FOIA serves as a vital tool for citizens to gain access to government documents and records. Its primary goal is to ensure that government actions are open to scrutiny and that information is readily available to those who seek it. By allowing citizens to request government records, it lets individuals decide wisely, participate in civic activities, and hold public officials accountable for their actions.
To grasp the essence of FOIA, it’s important to understand its key provisions:
1. Presumption of Openness
FOIA establishes a presumption that government records are open to the public unless they fall under specific exemptions. This presumption underscores the importance of transparency in government operations.
2. Access to Records
Under FOIA, individuals have the right to request access to federal agency records. Requests can be made for a wide range of documents, including reports, emails, memos, and more.
While FOIA promotes transparency, it also recognizes that some information must be kept confidential to protect national security, privacy, and other interests. The act includes nine exemptions that allow agencies to withhold certain information, such as classified documents or personal medical records.
Federal agencies may charge fees for processing FOIA requests, including search, review, and duplication costs.
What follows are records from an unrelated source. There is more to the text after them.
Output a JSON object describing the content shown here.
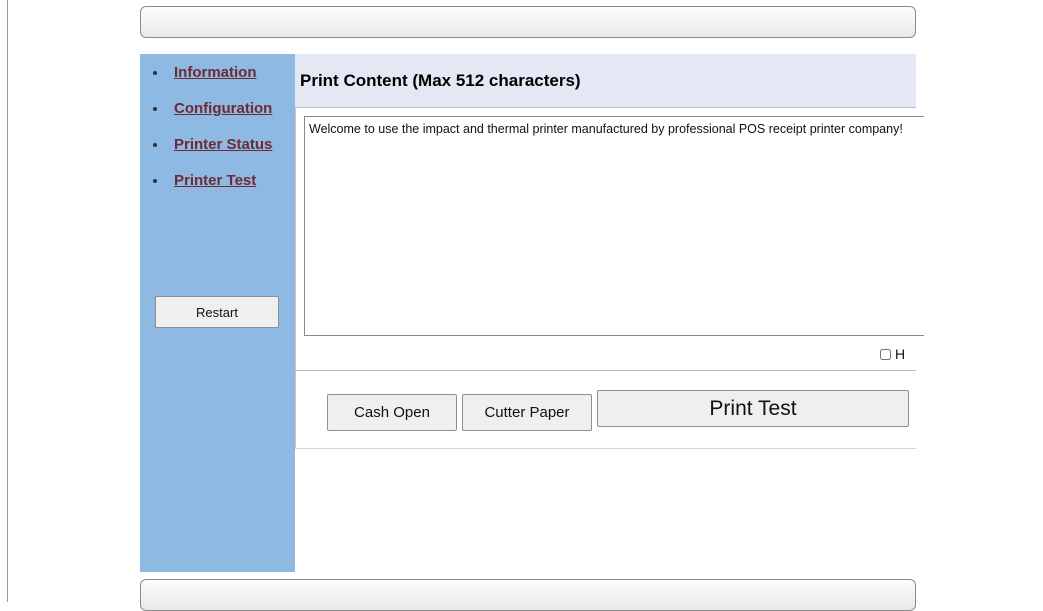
{
  "sidebar": {
    "items": [
      {
        "label": "Information"
      },
      {
        "label": "Configuration"
      },
      {
        "label": "Printer Status"
      },
      {
        "label": "Printer Test"
      }
    ],
    "restart_label": "Restart"
  },
  "main": {
    "title": "Print Content (Max 512 characters)",
    "print_content": "Welcome to use the impact and thermal printer manufactured by professional POS receipt printer company!",
    "hex_checkbox_label": "H",
    "hex_checked": false,
    "buttons": {
      "cash_open": "Cash Open",
      "cutter_paper": "Cutter Paper",
      "print_test": "Print Test"
    }
  },
  "colors": {
    "sidebar_bg": "#8db9e2",
    "link": "#6f2a33",
    "header_bg": "#e4e8f4"
  }
}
However, these fees are often waived or reduced for journalists, nonprofits, and educational institutions.
The FOIA Request Process
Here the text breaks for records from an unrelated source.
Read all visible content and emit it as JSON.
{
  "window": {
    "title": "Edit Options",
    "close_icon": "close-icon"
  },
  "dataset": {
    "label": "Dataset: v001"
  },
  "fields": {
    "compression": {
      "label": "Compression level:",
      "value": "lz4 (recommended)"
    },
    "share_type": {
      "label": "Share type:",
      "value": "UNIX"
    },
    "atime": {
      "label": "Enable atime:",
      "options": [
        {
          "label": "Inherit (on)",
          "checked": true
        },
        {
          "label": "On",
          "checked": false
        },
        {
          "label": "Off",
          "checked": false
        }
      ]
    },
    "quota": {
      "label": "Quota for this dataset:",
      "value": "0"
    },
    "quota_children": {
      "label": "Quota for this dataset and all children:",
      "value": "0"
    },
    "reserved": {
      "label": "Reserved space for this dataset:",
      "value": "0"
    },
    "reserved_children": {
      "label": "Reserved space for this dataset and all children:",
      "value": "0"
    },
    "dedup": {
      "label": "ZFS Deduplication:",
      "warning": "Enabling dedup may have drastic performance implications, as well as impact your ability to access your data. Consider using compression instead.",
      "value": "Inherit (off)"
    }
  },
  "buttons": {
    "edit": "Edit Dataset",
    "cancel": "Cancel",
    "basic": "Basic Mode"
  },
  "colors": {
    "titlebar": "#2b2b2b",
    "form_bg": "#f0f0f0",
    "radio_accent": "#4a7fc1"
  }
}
Here are the steps involved in making a FOIA request:
1. Identify the Agency
Determine which federal agency holds the records you are interested in. Each agency has its own FOIA office responsible for processing requests.
2. Prepare a Written Request
Your FOIA request must be in writing, clearly describing the records you seek. Be as specific as possible to expedite the process.
3. Submit Your Request
Send your request to the agency’s FOIA office. Many agencies provide online submission forms to streamline the process.
4. Await a Response
Agencies typically have 20 business days to respond to your request. They may provide the requested documents, deny the request, or offer a partial release with exempt information redacted.
5. Appeal If Necessary
If your request is denied or if you believe the agency did not provide all the requested information, you have the right to appeal the decision.
The Impact of FOIA
1. Investigative Journalism
Journalists often use FOIA to uncover government misconduct, corruption, and other hidden truths. Investigative reporting has exposed important stories that might otherwise have remained untold.
2. Government Accountability
FOIA helps ensure that government officials are accountable for their actions. It allows citizens and watchdog organizations to scrutinize government activities and promote accountability.
3. Academic Research
Researchers and scholars frequently rely on FOIA to access valuable government data for academic studies, policy analysis, and historical research.
4. Public Engagement
FOIA empowers citizens to engage in the democratic process by providing them with the information they need to participate in debates and make informed decisions.
In conclusion, to answer the question, “what is FOIA?” — it is an act that empowers citizens by granting them access to government records and promoting transparency and accountability. As you navigate the complex landscape of modern governance, FOIA remains a vital tool for ensuring that government actions are open to scrutiny.